It's not Zille who's bringing the DA into disrepute

John Kane-Berman says the WCape Premier is guilty at most of a 'thought crime'

Her party's leadership, not Helen Zille, is bringing the DA into "disrepute"

By instituting formal disciplinary proceedings against Helen Zille, the federal executive of the Democratic Alliance (DA) has done more to bring "the good name of the party into disrepute" than Ms Zille's tweet about colonialism ever could. Ms Zille is guilty at the most of "thought crime", forerunner of the political correctness which has done so much to stifle debate in this country.

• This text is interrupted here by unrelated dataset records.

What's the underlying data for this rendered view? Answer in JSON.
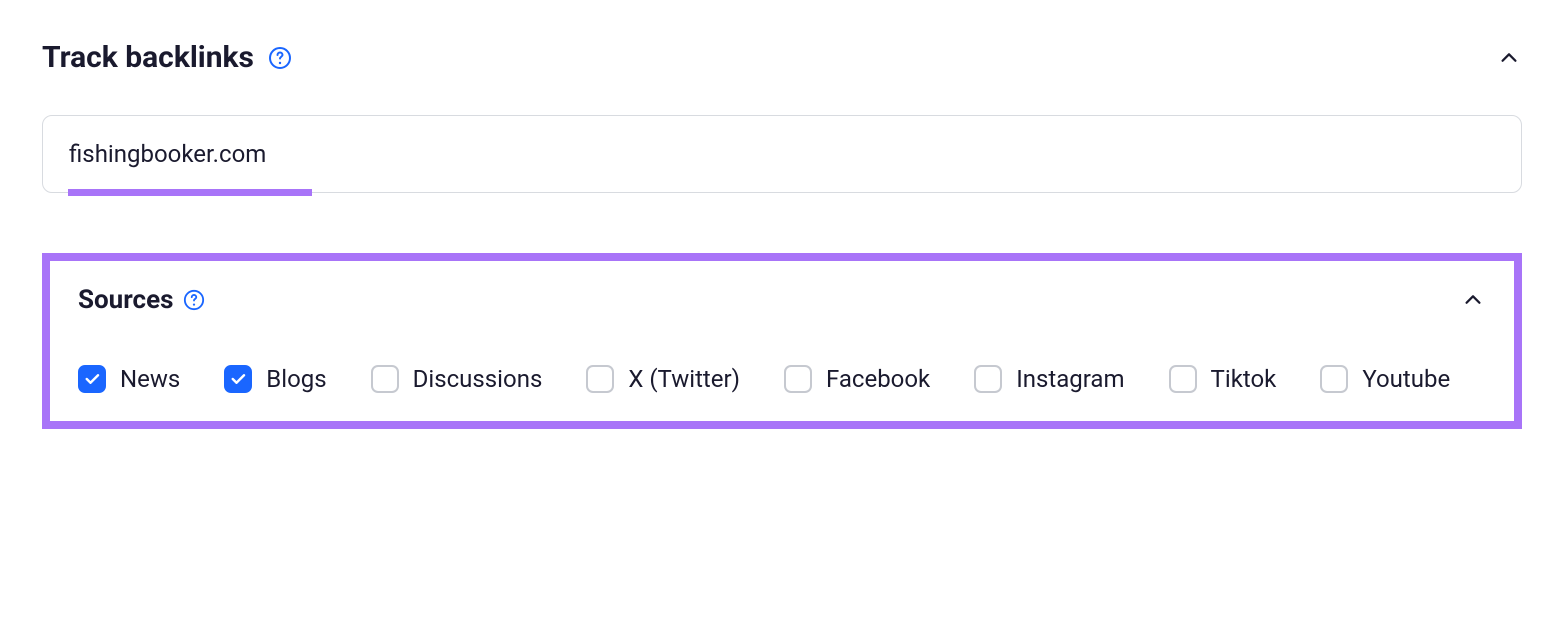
{
  "track_backlinks": {
    "title": "Track backlinks",
    "input_value": "fishingbooker.com"
  },
  "sources": {
    "title": "Sources",
    "items": [
      {
        "label": "News",
        "checked": true
      },
      {
        "label": "Blogs",
        "checked": true
      },
      {
        "label": "Discussions",
        "checked": false
      },
      {
        "label": "X (Twitter)",
        "checked": false
      },
      {
        "label": "Facebook",
        "checked": false
      },
      {
        "label": "Instagram",
        "checked": false
      },
      {
        "label": "Tiktok",
        "checked": false
      },
      {
        "label": "Youtube",
        "checked": false
      }
    ]
  },
  "colors": {
    "accent_purple": "#a874f8",
    "checkbox_blue": "#1a66ff"
  }
}
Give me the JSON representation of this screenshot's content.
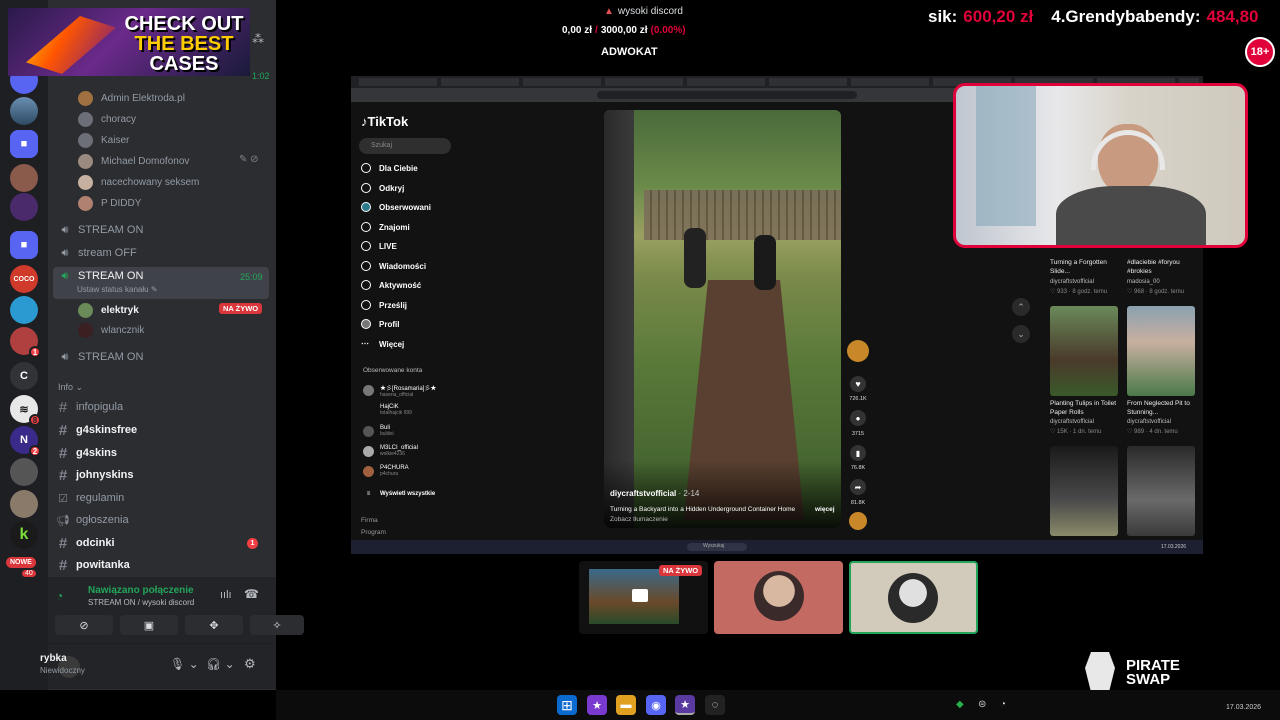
{
  "window": {
    "title": "wysoki discord"
  },
  "overlay": {
    "promo_line1": "CHECK OUT",
    "promo_line2": "THE BEST",
    "promo_line3": "CASES",
    "money_current": "0,00 zł",
    "money_sep": "/",
    "money_goal": "3000,00 zł",
    "money_pct": "(0.00%)",
    "goal_label": "ADWOKAT",
    "donor1_name": "sik:",
    "donor1_amount": "600,20 zł",
    "donor2_name": "4.Grendybabendy:",
    "donor2_amount": "484,80",
    "age_badge": "18+",
    "brand_line1": "PIRATE",
    "brand_line2": "SWAP"
  },
  "sidebar": {
    "top_time": "1:02",
    "voice_users_top": [
      "Admin Elektroda.pl",
      "choracy",
      "Kaiser",
      "Michael Domofonov",
      "nacechowany seksem",
      "P DIDDY"
    ],
    "channels": {
      "stream_on_1": "STREAM ON",
      "stream_off": "stream OFF",
      "stream_on_active": "STREAM ON",
      "stream_on_active_time": "25:09",
      "stream_status": "Ustaw status kanału",
      "live_user": "elektryk",
      "live_badge": "NA ŻYWO",
      "user2": "wlancznik",
      "stream_on_3": "STREAM ON"
    },
    "category": "Info",
    "text_channels": [
      {
        "name": "infopigula",
        "bright": false
      },
      {
        "name": "g4skinsfree",
        "bright": true
      },
      {
        "name": "g4skins",
        "bright": true
      },
      {
        "name": "johnyskins",
        "bright": true
      },
      {
        "name": "regulamin",
        "bright": false
      },
      {
        "name": "ogłoszenia",
        "bright": false
      },
      {
        "name": "odcinki",
        "bright": true
      },
      {
        "name": "powitanka",
        "bright": true
      }
    ],
    "odcinki_badge": "1"
  },
  "rail": {
    "new_badge": "NOWE",
    "badges": [
      "8",
      "2",
      "1",
      "40"
    ],
    "letter_server": "C"
  },
  "voice_panel": {
    "status": "Nawiązano połączenie",
    "channel": "STREAM ON / wysoki discord"
  },
  "user_panel": {
    "username": "rybka",
    "status": "Niewidoczny"
  },
  "tiktok": {
    "logo": "TikTok",
    "search_placeholder": "Szukaj",
    "nav": [
      "Dla Ciebie",
      "Odkryj",
      "Obserwowani",
      "Znajomi",
      "LIVE",
      "Wiadomości",
      "Aktywność",
      "Prześlij",
      "Profil",
      "Więcej"
    ],
    "followed_title": "Obserwowane konta",
    "followed": [
      {
        "name": "★彡[Rosamaria]彡★",
        "handle": "hasena_official"
      },
      {
        "name": "HajCiK",
        "handle": "totalhajcik 999"
      },
      {
        "name": "Buli",
        "handle": "buliiixi"
      },
      {
        "name": "M3LCI_official",
        "handle": "wolkie4236"
      },
      {
        "name": "P4CHURA",
        "handle": "p4chura"
      }
    ],
    "show_all": "Wyświetl wszystkie",
    "footer1": "Firma",
    "footer2": "Program",
    "video_author": "diycraftstvofficial",
    "video_date": "· 2-14",
    "video_caption": "Turning a Backyard into a Hidden Underground Container Home",
    "video_translate": "Zobacz tłumaczenie",
    "video_more": "więcej",
    "likes": "726.1K",
    "comments": "3715",
    "saves": "76.8K",
    "shares": "81.8K",
    "thumbs": [
      {
        "caption": "Turning a Forgotten Slide...",
        "author": "diycraftstvofficial",
        "meta": "♡ 933 · 8 godz. temu"
      },
      {
        "caption": "#dlaciebie #foryou #brokies",
        "author": "madosia_00",
        "meta": "♡ 968 · 8 godz. temu"
      },
      {
        "caption": "Planting Tulips in Toilet Paper Rolls",
        "author": "diycraftstvofficial",
        "meta": "♡ 15K · 1 dn. temu"
      },
      {
        "caption": "From Neglected Pit to Stunning...",
        "author": "diycraftstvofficial",
        "meta": "♡ 989 · 4 dn. temu"
      }
    ],
    "taskbar_search": "Wyszukaj",
    "taskbar_date": "17.03.2026"
  },
  "tiles": {
    "live_badge": "NA ŻYWO"
  },
  "taskbar": {
    "date": "17.03.2026"
  },
  "colors": {
    "accent_red": "#e0003a",
    "discord_green": "#23a55a",
    "live_red": "#da373c"
  }
}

Moreover, whatever the leadership of the DA might think, the debate she has provoked is both timely and necessary. More than that, the hostile reaction to her remarks has reminded us yet again how vigorously free speech needs to be defended - not only against possible legislative enactment but also against the more insidious threat from all those virtue-signallers who would shut it down by intellectual intimidation and moral one-upmanship of the kind that has characterised some of the attacks on Ms Zille by journalists and academics.

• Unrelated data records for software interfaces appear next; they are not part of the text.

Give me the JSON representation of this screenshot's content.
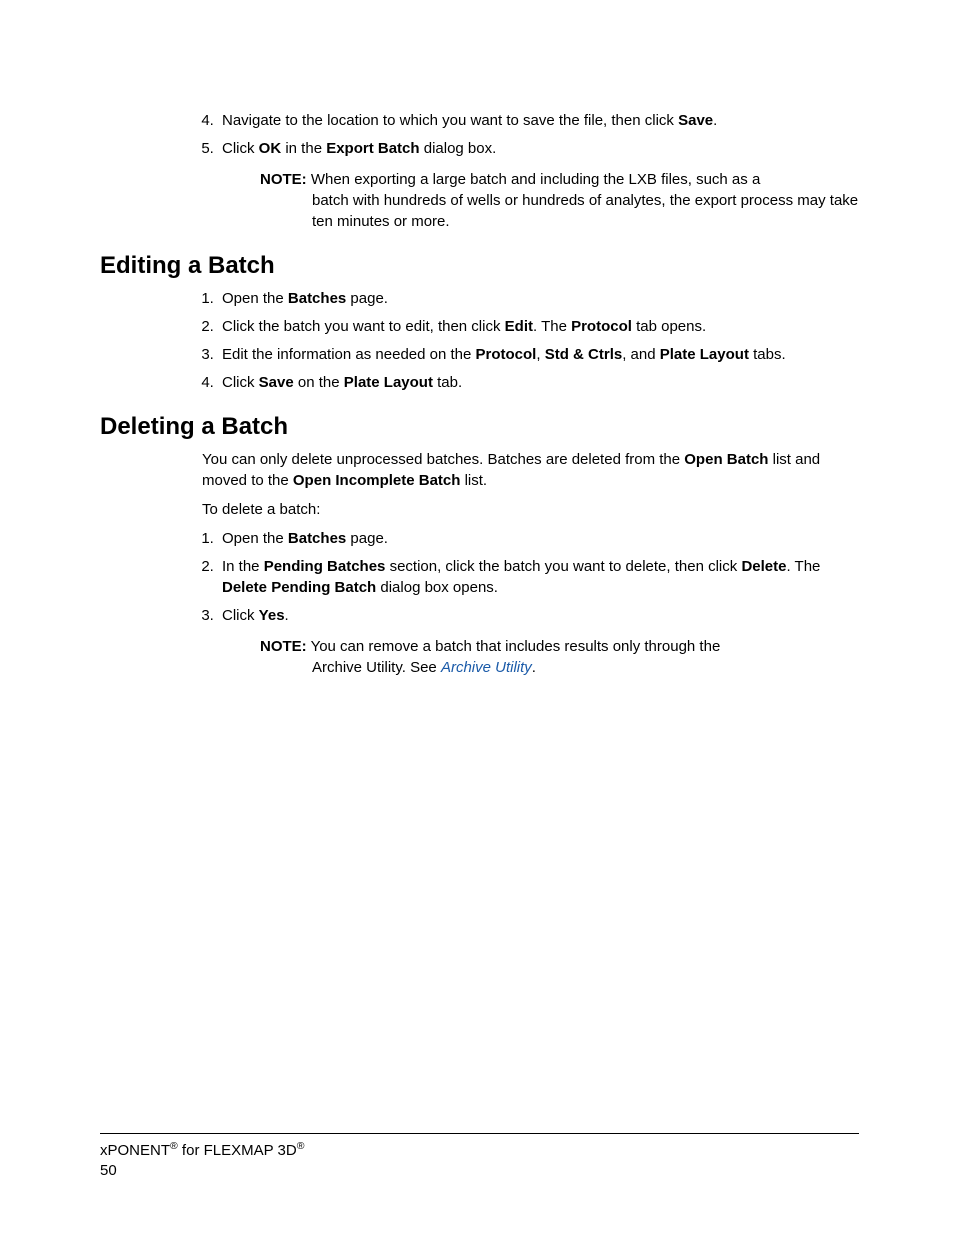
{
  "top_list": {
    "start": 4,
    "items": [
      {
        "pre": "Navigate to the location to which you want to save the file, then click ",
        "b1": "Save",
        "post": "."
      },
      {
        "pre": "Click ",
        "b1": "OK",
        "mid1": " in the ",
        "b2": "Export Batch",
        "post": " dialog box."
      }
    ]
  },
  "note1": {
    "label": "NOTE:",
    "line1": "When exporting a large batch and including the LXB files, such as a",
    "line2": "batch with hundreds of wells or hundreds of analytes, the export process may take ten minutes or more."
  },
  "section1": {
    "heading": "Editing a Batch",
    "items": [
      {
        "pre": "Open the ",
        "b1": "Batches",
        "post": " page."
      },
      {
        "pre": "Click the batch you want to edit, then click ",
        "b1": "Edit",
        "mid1": ". The ",
        "b2": "Protocol",
        "post": " tab opens."
      },
      {
        "pre": "Edit the information as needed on the ",
        "b1": "Protocol",
        "mid1": ", ",
        "b2": "Std & Ctrls",
        "mid2": ", and ",
        "b3": "Plate Layout",
        "post": " tabs."
      },
      {
        "pre": "Click ",
        "b1": "Save",
        "mid1": " on the ",
        "b2": "Plate Layout",
        "post": " tab."
      }
    ]
  },
  "section2": {
    "heading": "Deleting a Batch",
    "intro": {
      "pre": "You can only delete unprocessed batches. Batches are deleted from the ",
      "b1": "Open Batch",
      "mid1": " list and moved to the ",
      "b2": "Open Incomplete Batch",
      "post": " list."
    },
    "lead": "To delete a batch:",
    "items": [
      {
        "pre": "Open the ",
        "b1": "Batches",
        "post": " page."
      },
      {
        "pre": "In the ",
        "b1": "Pending Batches",
        "mid1": " section, click the batch you want to delete, then click ",
        "b2": "Delete",
        "mid2": ". The ",
        "b3": "Delete Pending Batch",
        "post": " dialog box opens."
      },
      {
        "pre": "Click ",
        "b1": "Yes",
        "post": "."
      }
    ]
  },
  "note2": {
    "label": "NOTE:",
    "line1": "You can remove a batch that includes results only through the",
    "line2_pre": "Archive Utility. See ",
    "link": "Archive Utility",
    "line2_post": "."
  },
  "footer": {
    "product1": "xPONENT",
    "mid": " for FLEXMAP 3D",
    "page": "50"
  }
}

Some of the attacks - such as one accusing her of "moral turpitude" - have bordered on the hysterical. Others have been puerile, calling into question the sense of balance and proportion among sections of the South African intelligentsia. By laying charges against Ms Zille the DA leadership has shown similar lack of proportion (as well as poor leadership).

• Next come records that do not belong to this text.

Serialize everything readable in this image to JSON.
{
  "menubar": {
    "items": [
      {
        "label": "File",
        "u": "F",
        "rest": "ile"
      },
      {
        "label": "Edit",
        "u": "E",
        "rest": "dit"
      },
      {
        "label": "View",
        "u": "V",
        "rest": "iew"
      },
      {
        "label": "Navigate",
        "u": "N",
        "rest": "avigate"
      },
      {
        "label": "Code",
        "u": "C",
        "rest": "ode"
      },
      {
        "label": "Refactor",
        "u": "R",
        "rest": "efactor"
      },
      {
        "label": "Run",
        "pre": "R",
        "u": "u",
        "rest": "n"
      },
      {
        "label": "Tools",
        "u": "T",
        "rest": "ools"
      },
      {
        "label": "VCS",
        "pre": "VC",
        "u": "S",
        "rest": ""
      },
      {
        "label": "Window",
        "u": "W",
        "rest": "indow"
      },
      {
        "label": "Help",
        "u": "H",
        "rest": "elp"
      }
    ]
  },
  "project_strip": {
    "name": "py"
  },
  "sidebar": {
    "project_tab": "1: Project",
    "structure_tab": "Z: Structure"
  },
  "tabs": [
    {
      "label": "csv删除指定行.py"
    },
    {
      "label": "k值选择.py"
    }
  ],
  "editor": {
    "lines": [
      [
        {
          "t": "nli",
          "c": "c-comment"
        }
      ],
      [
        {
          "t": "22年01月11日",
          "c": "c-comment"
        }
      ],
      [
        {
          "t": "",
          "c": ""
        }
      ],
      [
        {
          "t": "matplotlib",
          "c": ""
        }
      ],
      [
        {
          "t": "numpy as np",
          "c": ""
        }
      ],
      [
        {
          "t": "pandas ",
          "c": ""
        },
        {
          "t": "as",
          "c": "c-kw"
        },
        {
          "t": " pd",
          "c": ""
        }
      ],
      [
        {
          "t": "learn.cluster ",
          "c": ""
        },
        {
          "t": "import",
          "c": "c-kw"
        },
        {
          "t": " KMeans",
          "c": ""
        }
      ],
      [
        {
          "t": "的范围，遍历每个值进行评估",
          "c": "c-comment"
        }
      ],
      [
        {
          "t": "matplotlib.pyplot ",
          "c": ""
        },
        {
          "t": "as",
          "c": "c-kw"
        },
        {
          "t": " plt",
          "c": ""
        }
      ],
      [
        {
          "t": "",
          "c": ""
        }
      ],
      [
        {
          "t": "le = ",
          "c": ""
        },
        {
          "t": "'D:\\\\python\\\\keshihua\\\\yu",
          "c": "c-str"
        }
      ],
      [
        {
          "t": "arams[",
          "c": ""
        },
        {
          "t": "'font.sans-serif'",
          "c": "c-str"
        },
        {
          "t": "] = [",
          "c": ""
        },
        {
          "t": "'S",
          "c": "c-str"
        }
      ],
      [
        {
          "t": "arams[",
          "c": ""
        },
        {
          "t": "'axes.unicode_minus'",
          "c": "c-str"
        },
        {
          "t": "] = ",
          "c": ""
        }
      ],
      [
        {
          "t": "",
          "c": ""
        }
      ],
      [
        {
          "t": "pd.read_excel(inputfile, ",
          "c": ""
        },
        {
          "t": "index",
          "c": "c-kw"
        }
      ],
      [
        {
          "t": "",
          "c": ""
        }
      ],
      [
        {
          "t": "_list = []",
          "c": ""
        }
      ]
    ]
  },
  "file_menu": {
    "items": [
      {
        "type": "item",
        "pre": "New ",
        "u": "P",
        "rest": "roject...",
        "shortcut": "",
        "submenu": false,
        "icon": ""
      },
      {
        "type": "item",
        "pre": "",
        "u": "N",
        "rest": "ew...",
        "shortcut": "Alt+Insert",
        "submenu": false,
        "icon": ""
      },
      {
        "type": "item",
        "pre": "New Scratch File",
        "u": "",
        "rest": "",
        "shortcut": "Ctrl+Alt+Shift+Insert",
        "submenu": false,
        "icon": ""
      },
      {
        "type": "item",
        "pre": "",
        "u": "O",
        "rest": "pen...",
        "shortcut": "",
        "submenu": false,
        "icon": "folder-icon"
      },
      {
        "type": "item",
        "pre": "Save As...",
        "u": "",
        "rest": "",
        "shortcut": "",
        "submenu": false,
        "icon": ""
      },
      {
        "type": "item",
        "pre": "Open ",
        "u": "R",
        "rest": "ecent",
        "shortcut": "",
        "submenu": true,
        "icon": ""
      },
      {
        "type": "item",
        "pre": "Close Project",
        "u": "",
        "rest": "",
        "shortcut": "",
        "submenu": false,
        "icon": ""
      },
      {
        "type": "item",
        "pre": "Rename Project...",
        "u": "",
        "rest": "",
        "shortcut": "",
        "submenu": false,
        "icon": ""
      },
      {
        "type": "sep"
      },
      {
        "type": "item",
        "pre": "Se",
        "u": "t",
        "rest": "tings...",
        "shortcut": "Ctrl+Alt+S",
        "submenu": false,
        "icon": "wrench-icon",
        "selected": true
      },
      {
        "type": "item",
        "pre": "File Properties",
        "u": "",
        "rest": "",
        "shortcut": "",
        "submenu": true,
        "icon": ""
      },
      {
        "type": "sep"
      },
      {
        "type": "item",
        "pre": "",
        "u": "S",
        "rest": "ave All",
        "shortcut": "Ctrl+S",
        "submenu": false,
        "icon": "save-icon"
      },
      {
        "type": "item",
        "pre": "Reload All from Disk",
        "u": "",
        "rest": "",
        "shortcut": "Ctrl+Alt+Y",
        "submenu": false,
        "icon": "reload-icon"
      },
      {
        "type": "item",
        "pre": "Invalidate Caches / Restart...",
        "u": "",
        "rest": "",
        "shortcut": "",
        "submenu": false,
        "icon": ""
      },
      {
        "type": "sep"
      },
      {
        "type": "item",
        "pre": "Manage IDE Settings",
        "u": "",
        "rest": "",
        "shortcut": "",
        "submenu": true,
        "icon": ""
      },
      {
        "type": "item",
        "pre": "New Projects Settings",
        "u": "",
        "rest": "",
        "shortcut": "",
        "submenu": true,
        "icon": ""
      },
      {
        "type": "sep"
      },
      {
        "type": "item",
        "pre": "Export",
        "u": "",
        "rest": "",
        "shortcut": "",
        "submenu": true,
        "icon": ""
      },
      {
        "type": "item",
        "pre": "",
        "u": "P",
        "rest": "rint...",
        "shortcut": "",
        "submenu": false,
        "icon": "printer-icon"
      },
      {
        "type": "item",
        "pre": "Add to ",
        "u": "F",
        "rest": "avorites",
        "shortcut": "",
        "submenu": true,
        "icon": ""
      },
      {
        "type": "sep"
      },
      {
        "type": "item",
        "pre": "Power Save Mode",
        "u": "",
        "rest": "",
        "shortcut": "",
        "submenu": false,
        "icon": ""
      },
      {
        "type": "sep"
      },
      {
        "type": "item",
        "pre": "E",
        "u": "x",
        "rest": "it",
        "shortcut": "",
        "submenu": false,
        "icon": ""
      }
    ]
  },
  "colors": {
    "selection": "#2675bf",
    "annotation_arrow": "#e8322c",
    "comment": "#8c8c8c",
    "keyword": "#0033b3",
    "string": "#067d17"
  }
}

South Africa's twin ruling parties, the African National Congress (ANC) and the South African Communist Party (SACP), rely heavily on depicting black people as helpless victims of various forms of white malfeasance, among them apartheid, colonialism, white monopoly capital, "institutionalised racism", and of course the ineradicable sin of "whiteness" itself.

The presumption of helpless and irretrievable black victimhood serves to legitimate a powerful policy response. This includes legislation to "create" black industrialists or otherwise "empower" people unable to do anything for themselves without the help of the state or of the white man whose company has to do things for them in order to get enough "empowerment" points to get business for itself.

One result is an increasingly intrusive (and increasingly corrupt) state. It has done great harm to economic growth. The intrusive state, and the assumptions underpinning it, also undermine individual effort and self-reliance on the part of the presumed victims by making someone or something else the scapegoat for every ill that afflicts them. It also undermines them by putting their fate in the hands of "white monopoly capitalists" looking for government contracts.

The essence of a liberal society is that it allows and enables individuals to take responsibility for themselves and their own lives. The essence of what the ANC/SACP alliance wants for South Africa is an all-powerful state which in practice disallows this. To bring about such a state they need to win what they describe as the "battle of ideas" against liberal alternatives. They have already gone quite far in winning this battle, as demonstrated by the ideological hegemony that their racial policies enjoy in the media, in the business world, in academia, among some judges, and among all but a handful of non-governmental organisations.

The DA is the latest manifestation of a long tradition of South African liberalism. At times the party has shown ideological confusion, especially on race. But somebody in the DA needs to hold out an alternative to the prevailing ideology of victimhood. Somebody needs to resist the never-ending search for scapegoats among whites, some of them long dead. Scapegoating may let the government off the hook. It may satisfy some need to wreak vengeance upon white people. But it will also disempower black people in the way apartheid in the end failed to do.

If the DA now proceeds from indictment to actual punishment, it will send a signal that the debilitating ideology of victimhood is off limits for discussion in the institutions that make the laws which perpetuate it under the guise of reversing it.

* John Kane-Berman is a policy fellow at the IRR, a think-tank that promotes political and economic freedom. His memoirs, Between Two Fires - Holding the Liberal Centre in South African Politics, have just been published.